Under Skiles' leadership, the team of seven forged a bond that has carried them to the state level of competition, an honor they earned after finishing in the top two at a recent regional event.

"This is a great example of how an individual Willamette student can leverage the resources of the university — a space to meet, computers to use, a knowledgeable coach and a person to coordinate the opportunity — to give back to the community," says Gaelen McAllister, Willamette youth programs coordinator, who helped organize the team and apply for grants.

Skiles, a computer science major, was initially hired to teach Beginning Robotics for Willamette's Saturday Explorations, a weekend enrichment program for local fifth- through eighth-graders. His class opened the door to forming the team.

At the regional competition, they battled 18 other teams, completing a robot challenge, a biomedical engineering challenge and an impromptu teamwork challenge. They were interviewed extensively at each phase of the competition and had no help from adults.

Skiles' team designed an iPhone application that sends electric pulses to the brain to stimulate short-term memory.

The team is one of many that formed this year for students in the Salem-Keizer School District after receiving grants and other support from the Oregon Robotics Tournament and Outreach Program (ORTOP), Salem-Keizer Education Foundation and Garmin International, a satellite navigation company.

"Oregon has a well-established high technology industry, and we're looking for kids to be able to fill those jobs," Cathy Swider, project administrator for ORTOP, recently told the Statesman Journal newspaper. "We want kids to make Oregon a better place through science and engineering, and one way to do it is through LEGO League."

McAllister attributes the Willamette team's success to the structure and technique of Skiles' program, which emulates an adult working environment. Team meetings start with a younger student leading discussions on goals and delegating tasks for the team.
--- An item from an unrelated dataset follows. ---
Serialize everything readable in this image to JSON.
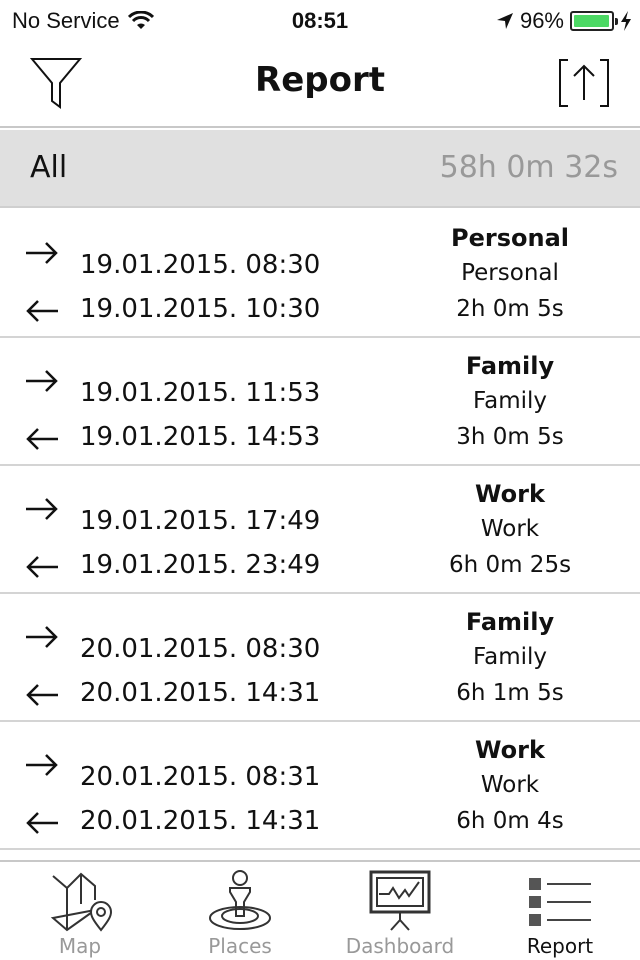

Halfway through the meeting, they evaluate their progress, and again at the end of the four-hour block. 

"Learning to be collaborative is tricky for everyone, especially fifth-, sixth- and seventh-graders, so the overall goal of the program — teaching the children to work together in a self-directed way — was essential to the team's success," McAllister says.

The state championship will take place on Jan. 15-16 in Hillsboro, Ore.